  • Make students with service animals feel welcome in your office or classroom. Avoid talking to or petting a service animal, as this distracts the animal from its tasks.
  • Ask permission before touching anyone, unless it is an emergency.
  • If you are not sure what to do, simply ask, "Can I help?" 

Translation

  • When speaking to a student with a hearing impairment, make sure you are in a well-lit area where the person can see your face. Try to hold your conversation in a quiet area, as background noise may be distracting. 
  • If you are communicating through an American Sign Language interpreter, look at and speak directly to the student, not their interpreter. Speak as you normally would.
  • Repetition, clear enunciation, and plain language can help everyone you speak with.

​Protocols

  • If a student who is not registered with AccessAbility Services discloses to you that they need an individual accommodation, refer them to the appropriate process in your institution, but also make the effort to accommodate their needs, just as you would for any student.
  • Encourage students to tell you about any accessibility concerns. But also let them know that you do not need to know what their disability is in order to make your classroom and your teaching fully accessible. You can do this both verbally early in the semester and by having an accessibility statement on your syllabus. Indicate that such conversations are confidential and are strictly for the purpose of facilitating any learning needs or accommodations that may be in place. Too often, the disability statement on the syllabus is the only time disability is addressed in the class, and this only ensures that stigma persists and that accommodations are a secondary concern.

Accessible teaching materials

Presentations and lectures 

  • When presenting to or teaching a group of people, consider the tips discussed above about space, interaction, translation, and creating accessible materials. Also keep in mind how you plan presentations and what you are doing during a presentation. For example, if you want participants to read a slide, do you read the content out loud to accommodate persons with visual impairments? When speaking, do you face the audience so that persons with hearing impairments can see your lips and face as you talk? See How to Make Presentations Accessible to All for more information.
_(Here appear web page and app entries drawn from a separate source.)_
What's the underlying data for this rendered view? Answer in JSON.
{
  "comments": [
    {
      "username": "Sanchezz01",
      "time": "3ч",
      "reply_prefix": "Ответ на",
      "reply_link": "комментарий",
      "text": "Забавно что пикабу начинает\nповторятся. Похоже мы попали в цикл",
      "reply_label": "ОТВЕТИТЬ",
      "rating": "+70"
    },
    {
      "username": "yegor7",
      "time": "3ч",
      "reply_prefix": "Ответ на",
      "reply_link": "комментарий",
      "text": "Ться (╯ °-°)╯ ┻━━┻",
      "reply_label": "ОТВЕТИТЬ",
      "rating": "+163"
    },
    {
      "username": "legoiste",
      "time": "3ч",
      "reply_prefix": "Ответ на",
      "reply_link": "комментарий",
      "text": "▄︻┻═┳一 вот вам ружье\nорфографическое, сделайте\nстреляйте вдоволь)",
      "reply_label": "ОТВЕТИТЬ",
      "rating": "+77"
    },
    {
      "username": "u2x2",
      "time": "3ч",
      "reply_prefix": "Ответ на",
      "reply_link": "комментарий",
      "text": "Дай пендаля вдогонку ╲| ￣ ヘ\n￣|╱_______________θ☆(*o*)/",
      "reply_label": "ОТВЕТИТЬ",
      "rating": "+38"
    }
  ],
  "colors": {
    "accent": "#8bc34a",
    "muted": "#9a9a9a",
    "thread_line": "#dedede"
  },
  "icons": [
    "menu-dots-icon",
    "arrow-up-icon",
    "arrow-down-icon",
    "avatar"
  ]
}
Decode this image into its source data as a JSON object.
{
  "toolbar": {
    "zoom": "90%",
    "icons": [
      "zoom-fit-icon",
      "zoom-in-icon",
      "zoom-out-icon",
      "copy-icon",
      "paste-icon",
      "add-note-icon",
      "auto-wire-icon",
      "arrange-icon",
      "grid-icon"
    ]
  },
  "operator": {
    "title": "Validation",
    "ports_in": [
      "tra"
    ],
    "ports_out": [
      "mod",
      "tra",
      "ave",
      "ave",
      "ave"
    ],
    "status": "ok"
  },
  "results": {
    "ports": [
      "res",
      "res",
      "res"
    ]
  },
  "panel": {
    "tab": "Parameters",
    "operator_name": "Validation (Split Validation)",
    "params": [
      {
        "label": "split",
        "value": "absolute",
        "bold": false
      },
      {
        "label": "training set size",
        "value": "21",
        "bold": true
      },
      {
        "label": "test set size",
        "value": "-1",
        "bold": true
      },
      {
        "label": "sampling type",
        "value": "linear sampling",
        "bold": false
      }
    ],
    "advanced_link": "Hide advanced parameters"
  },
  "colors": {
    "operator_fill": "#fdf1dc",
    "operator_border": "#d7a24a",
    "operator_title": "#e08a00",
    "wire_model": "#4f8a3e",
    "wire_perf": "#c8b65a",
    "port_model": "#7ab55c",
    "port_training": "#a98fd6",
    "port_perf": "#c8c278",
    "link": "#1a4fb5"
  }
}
Crisis intervention

  • If a student appears to be in a crisis, ask them to tell you how you can be most helpful. You can refer the student to Counselling Services, offer to call on their behalf, or walk them over in person. If you are concerned about a student and unsure whether or not to intervene, seek appropriate supports on campus.

References 

The information on this page has been adapted from "Universal Design: Places to Start," which was developed by Jay Dolmage, an instructor in the Department of English Language and Literature at the University of Waterloo, who specializes in disability studies. Jay invites members of the University of Waterloo community who are interested in learning more about accessibility and universal design to contact him. 

Resources

CTE teaching tips

Other resources